Bad Translations

First things first, our group went to visit castles last weekend, here are some pictures.

Photo by Meg Pritchard

Photo by Meg Pritchard

Now for the fun stuff.

Direct English translations of French can be quite funny, especially when you translate the filler words. A good example is the word “quoi”, it means “what” in English but can also be used at the end of every sentence for no reason. Here’s a made-up exchange between two people speaking in French with a good English translation:  -Want to go to that club tonight? -No way, that nightclub is a mess. -Oh stop, you just don’t like it because you cant dance! -Well, whatever, lets change the subject, ok?

Here’s the bad translation: – Bahhh Wanna go the nightbox tonight? -Bahhh no, that nightbox is a brothel what. -Break yourself! You just don’t like it because you can’t dance what. there it is what. -Your face! bahh, eventhough, look, what bahh, lets jump from roosters to donkeys, agreed?…..but good what…

Maybe this is only funny to me, I apologize to my legion of dedicated readers.

I also can’t get over how french people say the name of the TV show “How I Met Your Mother”, its like “owwimêtyaourmuzair”

On my way to dinner Wednesday night I saw a protest in front of a government building that was organized by France’s anti-capitalist party, the NPA. Remembering that my study abroad contract forbids me from engaging in protests or political action I quickly fled the scene.
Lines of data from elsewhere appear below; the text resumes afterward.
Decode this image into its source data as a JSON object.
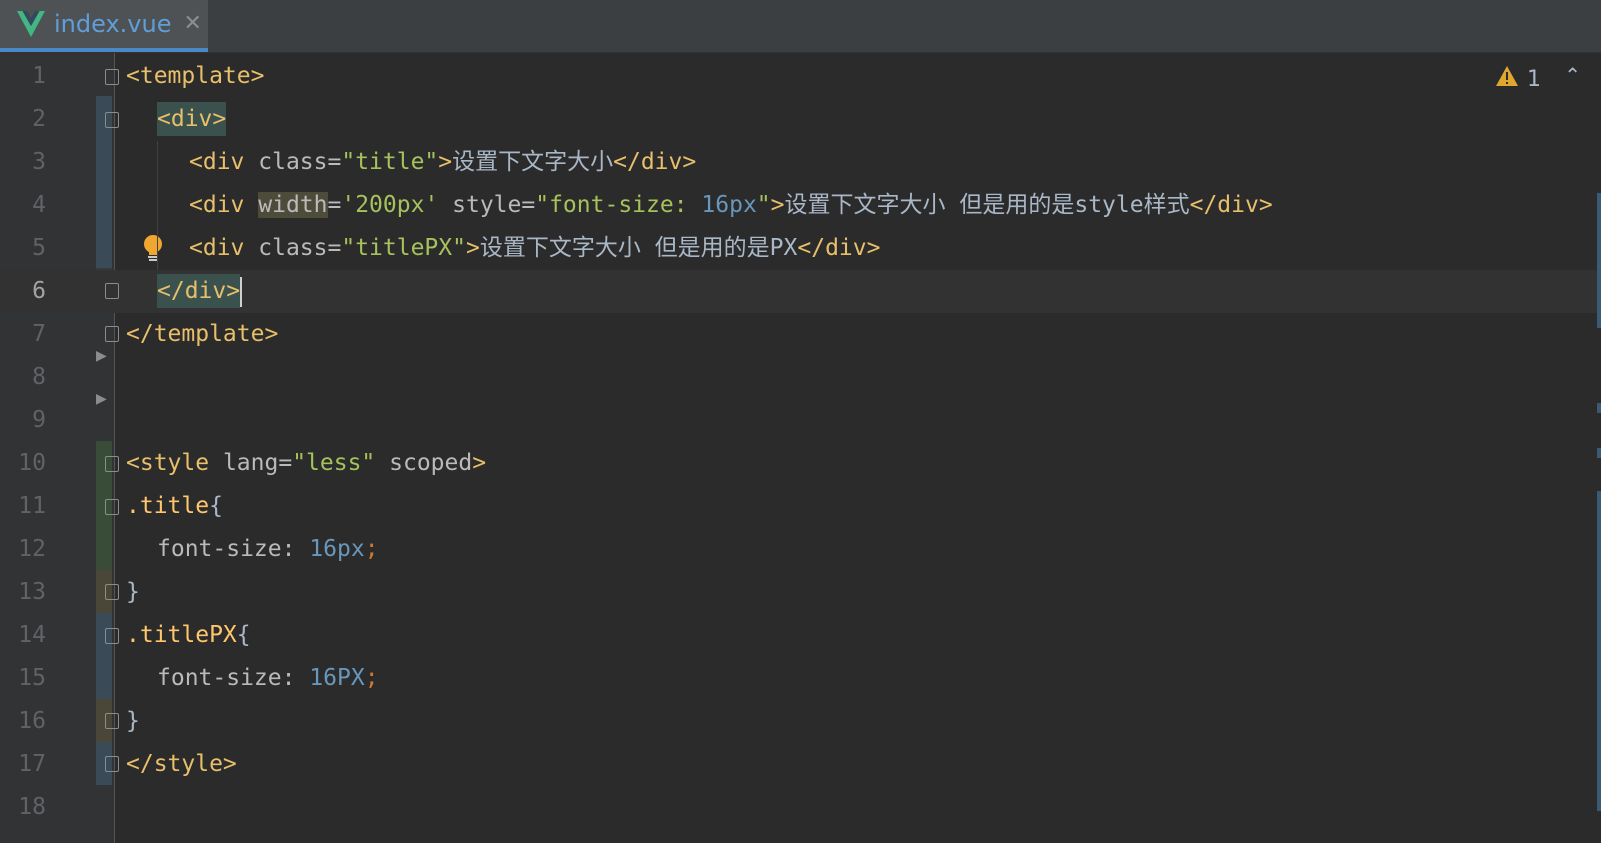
{
  "tab": {
    "label": "index.vue",
    "close": "✕",
    "icon": "vue-logo-icon",
    "accent": "#4a88c7"
  },
  "inspection": {
    "warnings": "1",
    "up": "⌃"
  },
  "line_numbers": [
    "1",
    "2",
    "3",
    "4",
    "5",
    "6",
    "7",
    "8",
    "9",
    "10",
    "11",
    "12",
    "13",
    "14",
    "15",
    "16",
    "17",
    "18"
  ],
  "code": {
    "l1": {
      "tag": "<template>"
    },
    "l2": {
      "tag": "<div>"
    },
    "l3": {
      "open": "<div ",
      "attr": "class=",
      "val": "\"title\"",
      "close": ">",
      "text": "设置下文字大小",
      "end": "</div>"
    },
    "l4": {
      "open": "<div ",
      "attr1": "width",
      "eq1": "=",
      "val1": "'200px'",
      "attr2": " style=",
      "val2a": "\"font-size: ",
      "val2num": "16px",
      "val2b": "\"",
      "close": ">",
      "text": "设置下文字大小 但是用的是style样式",
      "end": "</div>"
    },
    "l5": {
      "open": "<div ",
      "attr": "class=",
      "val": "\"titlePX\"",
      "close": ">",
      "text": "设置下文字大小 但是用的是PX",
      "end": "</div>"
    },
    "l6": {
      "tag": "</div>"
    },
    "l7": {
      "tag": "</template>"
    },
    "l10": {
      "open": "<style ",
      "attr": "lang=",
      "val": "\"less\"",
      "attr2": " scoped",
      "close": ">"
    },
    "l11": {
      "sel": ".title",
      "brace": "{"
    },
    "l12": {
      "prop": "font-size: ",
      "num": "16px",
      "semi": ";"
    },
    "l13": {
      "brace": "}"
    },
    "l14": {
      "sel": ".titlePX",
      "brace": "{"
    },
    "l15": {
      "prop": "font-size: ",
      "num": "16PX",
      "semi": ";"
    },
    "l16": {
      "brace": "}"
    },
    "l17": {
      "tag": "</style>"
    }
  }
}
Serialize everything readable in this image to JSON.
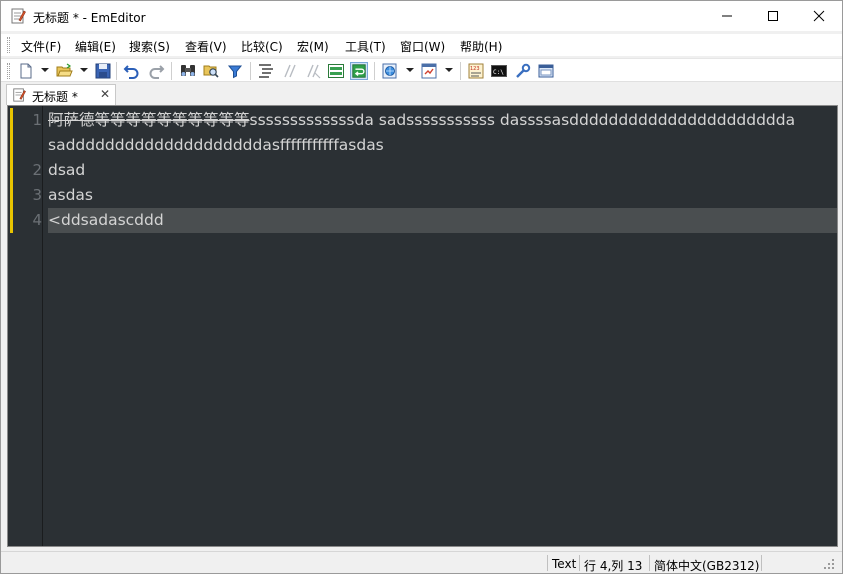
{
  "window": {
    "title": "无标题 * - EmEditor"
  },
  "menu": {
    "items": [
      {
        "label": "文件(F)"
      },
      {
        "label": "编辑(E)"
      },
      {
        "label": "搜索(S)"
      },
      {
        "label": "查看(V)"
      },
      {
        "label": "比较(C)"
      },
      {
        "label": "宏(M)"
      },
      {
        "label": "工具(T)"
      },
      {
        "label": "窗口(W)"
      },
      {
        "label": "帮助(H)"
      }
    ]
  },
  "toolbar": {
    "icons": [
      "new-file-icon",
      "open-folder-icon",
      "save-icon",
      "undo-icon",
      "redo-icon",
      "find-icon",
      "find-in-files-icon",
      "filter-icon",
      "format-icon",
      "comment-icon",
      "uncomment-icon",
      "highlight-icon",
      "wrap-icon",
      "web-icon",
      "view-icon",
      "ruler-icon",
      "console-icon",
      "tools-icon",
      "window-icon"
    ]
  },
  "tab": {
    "label": "无标题 *",
    "close": "✕"
  },
  "editor": {
    "lines": [
      {
        "number": "1",
        "segments": [
          {
            "text": "阿萨德等等等等等等等等等等",
            "strike": true
          },
          {
            "text": "sssssssssssssda sadsssssssssss dassssasdddddddddddddddddddddda",
            "strike": false
          }
        ]
      },
      {
        "number": "",
        "segments": [
          {
            "text": "saddddddddddddddddddddasfffffffffffasdas",
            "strike": false
          }
        ]
      },
      {
        "number": "2",
        "segments": [
          {
            "text": "dsad",
            "strike": false
          }
        ]
      },
      {
        "number": "3",
        "segments": [
          {
            "text": "asdas",
            "strike": false
          }
        ]
      },
      {
        "number": "4",
        "segments": [
          {
            "text": "<ddsadascddd",
            "strike": false
          }
        ]
      }
    ],
    "colors": {
      "background": "#2b3034",
      "text": "#d4d4d4",
      "current_line": "#4a4e50",
      "modified_marker": "#e8c400"
    }
  },
  "status": {
    "mode": "Text",
    "position": "行 4,列 13",
    "encoding": "简体中文(GB2312)"
  }
}
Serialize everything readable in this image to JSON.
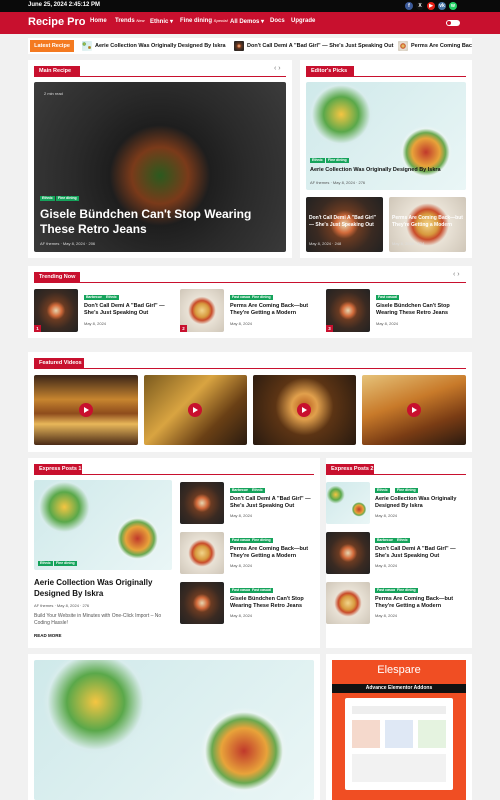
{
  "topbar": {
    "date": "June 25, 2024 2:45:12 PM",
    "social": [
      {
        "icon": "facebook-icon",
        "glyph": "f",
        "color": "#3b5998"
      },
      {
        "icon": "x-icon",
        "glyph": "X",
        "color": "#111111"
      },
      {
        "icon": "youtube-icon",
        "glyph": "▶",
        "color": "#e62117"
      },
      {
        "icon": "vk-icon",
        "glyph": "vk",
        "color": "#4a76a8"
      },
      {
        "icon": "whatsapp-icon",
        "glyph": "w",
        "color": "#25d366"
      }
    ]
  },
  "header": {
    "brand": "Recipe Pro",
    "nav": [
      {
        "label": "Home"
      },
      {
        "label": "Trends",
        "badge": "New"
      },
      {
        "label": "Ethnic"
      },
      {
        "label": "Fine dining",
        "badge": "Special"
      },
      {
        "label": "All Demos"
      },
      {
        "label": "Docs"
      },
      {
        "label": "Upgrade"
      }
    ]
  },
  "ticker": {
    "label": "Latest Recipe",
    "items": [
      "Aerie Collection Was Originally Designed By Iskra",
      "Don't Call Demi A \"Bad Girl\" — She's Just Speaking Out",
      "Perms Are Coming Back"
    ]
  },
  "main_recipe": {
    "section": "Main Recipe",
    "read_time": "2 min read",
    "cats": [
      "Ethnic",
      "Fine dining"
    ],
    "title": "Gisele Bündchen Can't Stop Wearing These Retro Jeans",
    "author": "AF themes",
    "date": "May 8, 2024",
    "views": "206"
  },
  "editors_picks": {
    "section": "Editor's Picks",
    "feature": {
      "cats": [
        "Ethnic",
        "Fine dining"
      ],
      "title": "Aerie Collection Was Originally Designed By Iskra",
      "author": "AF themes",
      "date": "May 8, 2024",
      "views": "276"
    },
    "small": [
      {
        "title": "Don't Call Demi A \"Bad Girl\" — She's Just Speaking Out",
        "date": "May 8, 2024",
        "views": "248"
      },
      {
        "title": "Perms Are Coming Back—but They're Getting a Modern",
        "date": "May 8, 2024",
        "views": "224"
      }
    ]
  },
  "trending": {
    "section": "Trending Now",
    "items": [
      {
        "num": "1",
        "cats": [
          "Barbecue",
          "Ethnic"
        ],
        "title": "Don't Call Demi A \"Bad Girl\" — She's Just Speaking Out",
        "date": "May 8, 2024"
      },
      {
        "num": "2",
        "cats": [
          "Fast casual",
          "Fine dining"
        ],
        "title": "Perms Are Coming Back—but They're Getting a Modern",
        "date": "May 8, 2024"
      },
      {
        "num": "3",
        "cats": [
          "Fast casual"
        ],
        "title": "Gisele Bündchen Can't Stop Wearing These Retro Jeans",
        "date": "May 8, 2024"
      }
    ]
  },
  "videos": {
    "section": "Featured Videos"
  },
  "express1": {
    "section": "Express Posts 1",
    "feature": {
      "cats": [
        "Ethnic",
        "Fine dining"
      ],
      "title": "Aerie Collection Was Originally Designed By Iskra",
      "author": "AF themes",
      "date": "May 8, 2024",
      "views": "276",
      "excerpt": "Build Your Website in Minutes with One-Click Import – No Coding Hassle!",
      "read_more": "READ MORE"
    },
    "list": [
      {
        "cats": [
          "Barbecue",
          "Ethnic"
        ],
        "title": "Don't Call Demi A \"Bad Girl\" — She's Just Speaking Out",
        "date": "May 8, 2024"
      },
      {
        "cats": [
          "Fast casual",
          "Fine dining"
        ],
        "title": "Perms Are Coming Back—but They're Getting a Modern",
        "date": "May 8, 2024"
      },
      {
        "cats": [
          "Fast casual",
          "Fast casual"
        ],
        "title": "Gisele Bündchen Can't Stop Wearing These Retro Jeans",
        "date": "May 8, 2024"
      }
    ]
  },
  "express2": {
    "section": "Express Posts 2",
    "list": [
      {
        "cats": [
          "Ethnic",
          "Fine dining"
        ],
        "title": "Aerie Collection Was Originally Designed By Iskra",
        "date": "May 8, 2024"
      },
      {
        "cats": [
          "Barbecue",
          "Ethnic"
        ],
        "title": "Don't Call Demi A \"Bad Girl\" — She's Just Speaking Out",
        "date": "May 8, 2024"
      },
      {
        "cats": [
          "Fast casual",
          "Fine dining"
        ],
        "title": "Perms Are Coming Back—but They're Getting a Modern",
        "date": "May 8, 2024"
      }
    ]
  },
  "ad": {
    "brand": "Elespare",
    "tagline": "Advance Elementor Addons"
  },
  "colors": {
    "accent": "#c8102e",
    "ticker_label": "#f47a20",
    "category": "#15a35b",
    "ad": "#f04e23"
  }
}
I wonder what they were protesting about…

Here’s another castle just in case you were getting bored.

Photo by Erin Byrne

Since elections are coming up in a few months, we talk a lot about politics in our classes. We’ve been comparing the goals and promises of the two big candidates, François Holland, and Nicholas Sarkozy. While in class, I was reminded of a political paradox I thought about two years ago while taking a politics class at Puget Sound. It seems to me that as humans we need to subscribe to a political system that should not be replicated on a personal level. In the context of my International Relations class I took, the debate was between Realism and Liberalism. Its highly practical for countries to take a Realist approach to international politics, but thats not necessarily the attitude you want to have with your friends. In my opinion there is something extremely inhumane about Realism, but for whatever reason I feel inclined to agree with it as a political approach. In the context of the upcoming elections, the paradox is framed by the role of the state. I personally want a state that provides social support, (medical, educational, infrastructural, etc.) but on a personal level I don’t want to be a lazy human being that has no personal drive because I rely on the government. Just to clarify, I think the fear of this type of person is a bit overplayed by the Republicans in America. Nevertheless, I feel differently about what I want out of myself and fellow citizens, than I do about what I want out of the Government. I don’t have any answers but I think it is worth it to think about whether ones political views have to agree with their personal values. For me, I don’t think they do.

This entry was posted in Kyle Kubler '13, France, Uncategorized. Bookmark the permalink.

Leave a Reply